• Categories

  • Most Popular Questions

  • Recently Viewed Questions

  • Recent Answers

    How To Make a Digita… on What does a frequency of 100 H…
    Daigrepont on Can an earthquake cause air tu…
    Benedict on How did God come into exi…
    joshua on How does the human body g…
    Ian on How did God come into exi…
  • Recent Questions

  • Blog Stats

    • 2,212,389 hits
  • Visitors since 11-3-08

    counter create hit
  • Terms and Conditions

  • Warning

    We are doing maintenance on this site, so some posts may disappear for a short time. Sorry. Normal service will soon be resumed...
  • Pages

  • March 2008
    M T W T F S S
    « Feb   Apr »
     12
    3456789
    10111213141516
    17181920212223
    24252627282930
    31  
  • Archives

  • Meta

Why does time appear to go faster as you get older?

Why does time appear to go faster as you get older?
Chris Land from Cambridgeshire (Age 55+)

Advertisements

3 Responses

  1. There is a whole book on that – called “Why life speeds up as you get older – how memory shapes our past” by Douwe Draaisma. It is very readable, and I highly recommend it. The basis of the illusion (because time doesn’t really speed up) is in memory. You remember a lot more about your youth than your middle age – partly because you experienced a lot more things for the first time as a youth, and partly because your memory was better then.
    The author suggests that you do something new everyday – and this will help slow time down. Personally, I find the illusion rather daunting, and wish it would stop!

  2. Surely it is a matter of relativity. A year to a one year old is a lifetime whereas to someone of 50 a year is only a fiftieth of their lifetime.
    Just remember you only get one life and when you are young it is easy to believe you have all the time in the world. Hit forty and you will realise how wrong you were.

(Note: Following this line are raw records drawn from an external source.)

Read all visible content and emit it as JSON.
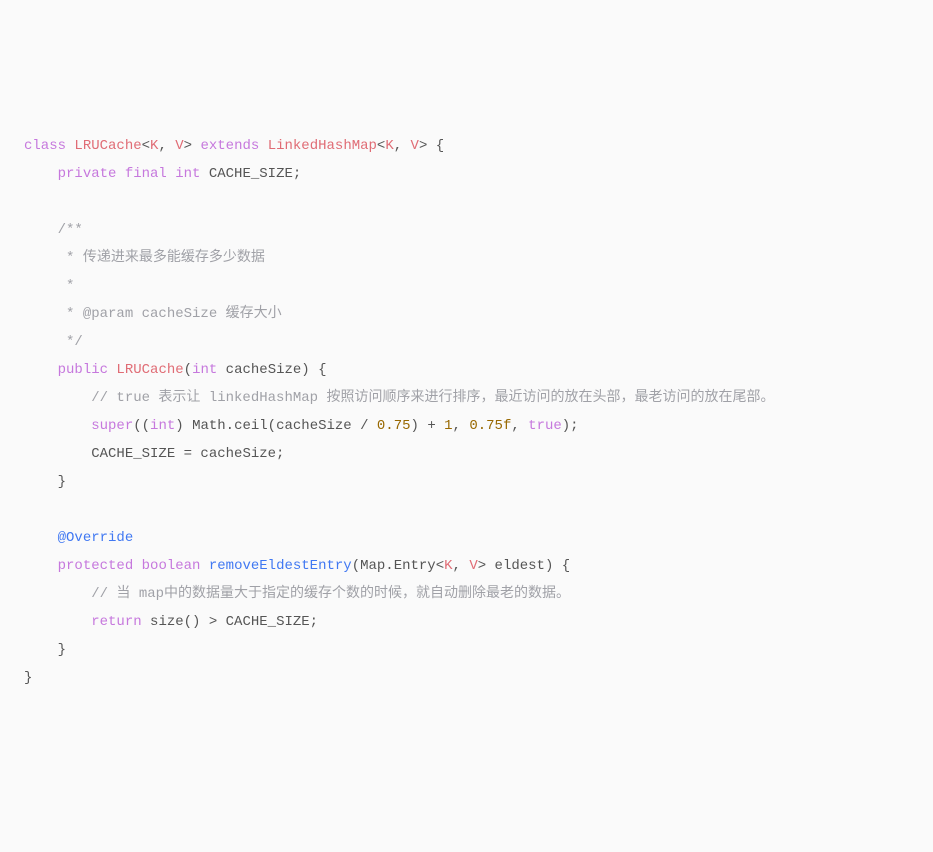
{
  "code": {
    "l1_class": "class",
    "l1_name": "LRUCache",
    "l1_lt1": "<",
    "l1_k": "K",
    "l1_c1": ", ",
    "l1_v": "V",
    "l1_gt1": ">",
    "l1_extends": " extends ",
    "l1_parent": "LinkedHashMap",
    "l1_lt2": "<",
    "l1_k2": "K",
    "l1_c2": ", ",
    "l1_v2": "V",
    "l1_gt2": ">",
    "l1_brace": " {",
    "l2_private": "private",
    "l2_final": " final ",
    "l2_int": "int",
    "l2_field": " CACHE_SIZE;",
    "l3_c1": "/**",
    "l3_c2": " * 传递进来最多能缓存多少数据",
    "l3_c3": " *",
    "l3_c4": " * @param cacheSize 缓存大小",
    "l3_c5": " */",
    "l4_public": "public",
    "l4_ctor": " LRUCache",
    "l4_paren1": "(",
    "l4_int": "int",
    "l4_param": " cacheSize",
    "l4_paren2": ")",
    "l4_brace": " {",
    "l5_cmt": "// true 表示让 linkedHashMap 按照访问顺序来进行排序，最近访问的放在头部，最老访问的放在尾部。",
    "l6_super": "super",
    "l6_p1": "((",
    "l6_int": "int",
    "l6_p2": ") Math.ceil(cacheSize / ",
    "l6_n1": "0.75",
    "l6_p3": ") + ",
    "l6_n2": "1",
    "l6_p4": ", ",
    "l6_n3": "0.75f",
    "l6_p5": ", ",
    "l6_true": "true",
    "l6_p6": ");",
    "l7_assign": "CACHE_SIZE = cacheSize;",
    "l8_close": "}",
    "l9_ann": "@Override",
    "l10_protected": "protected",
    "l10_sp1": " ",
    "l10_bool": "boolean",
    "l10_sp2": " ",
    "l10_method": "removeEldestEntry",
    "l10_p1": "(Map.Entry<",
    "l10_k": "K",
    "l10_c": ", ",
    "l10_v": "V",
    "l10_p2": "> eldest) {",
    "l11_cmt": "// 当 map中的数据量大于指定的缓存个数的时候，就自动删除最老的数据。",
    "l12_return": "return",
    "l12_expr": " size() > CACHE_SIZE;",
    "l13_close": "}",
    "l14_close": "}"
  }
}
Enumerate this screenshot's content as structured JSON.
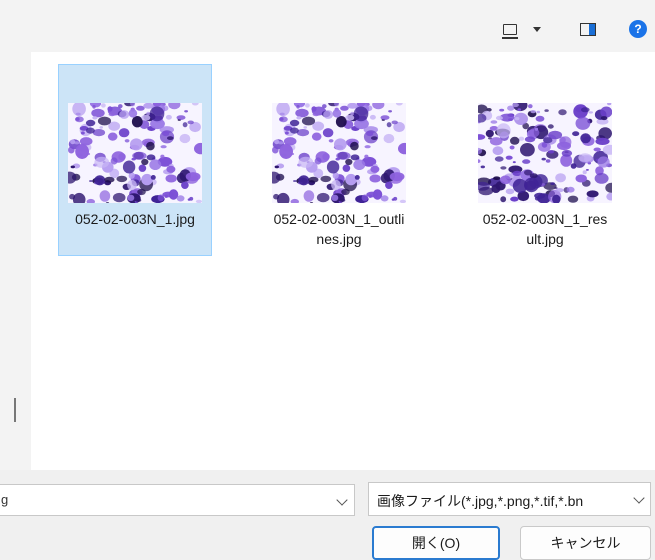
{
  "toolbar": {
    "view_icon": "view-layout-icon",
    "dropdown_icon": "chevron-down-icon",
    "pane_icon": "preview-pane-icon",
    "help_icon": "help-icon",
    "help_glyph": "?",
    "accent": "#1a73e8"
  },
  "files": [
    {
      "name": "052-02-003N_1.jpg",
      "selected": true
    },
    {
      "name": "052-02-003N_1_outlines.jpg",
      "selected": false
    },
    {
      "name": "052-02-003N_1_result.jpg",
      "selected": false
    }
  ],
  "bottom": {
    "filename_value": "g",
    "filter_value": "画像ファイル(*.jpg,*.png,*.tif,*.bn",
    "open_label": "開く(O)",
    "cancel_label": "キャンセル"
  },
  "colors": {
    "selection_bg": "#cce4f7",
    "selection_border": "#99d1ff",
    "thumb_purple": "#7b4fd6"
  }
}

  3. Hi :).
    Our ‘Short Term’ memory naturally deteriorates with advancing age. Our ‘Long Term’ memory’ persists and becomes the more dominant influence in our recall pattern. The reduction in detailled storage of the minutiae of everyday events results in an increasingly blurred concept of the passage of time. The result of this is that in reminisence it seems that more recent days have passed more quickly and uneventfully. Added to that, as we grow older, we may actually do less individually memorable activities which would lay down less ‘mile stones’ with which to gauge the apparent length of the day past. The busier and more mentally concentrated one is on activities, the more will be recalled and hence the longer the previous day will seem to have occupied. A few minutes spent in peaceful recollection each evening will strengthen the permanence of memory too. So maximise your life! Be just as active mentally and physically as you feel comfortable with and discipline yourself to ensure time remains for a daily ’round-up’ of your experiences and your impression of the progression of time will be greater.
    Good Luck
    Rockno3.

Leave a Reply

Fill in your details below or click an icon to log in:

WordPress.com Logo

You are commenting using your WordPress.com account. Log Out / Change )

Twitter picture

You are commenting using your Twitter account. Log Out / Change )

Facebook photo

You are commenting using your Facebook account. Log Out / Change )

Google+ photo

You are commenting using your Google+ account. Log Out / Change )

Connecting to %s

%d bloggers like this: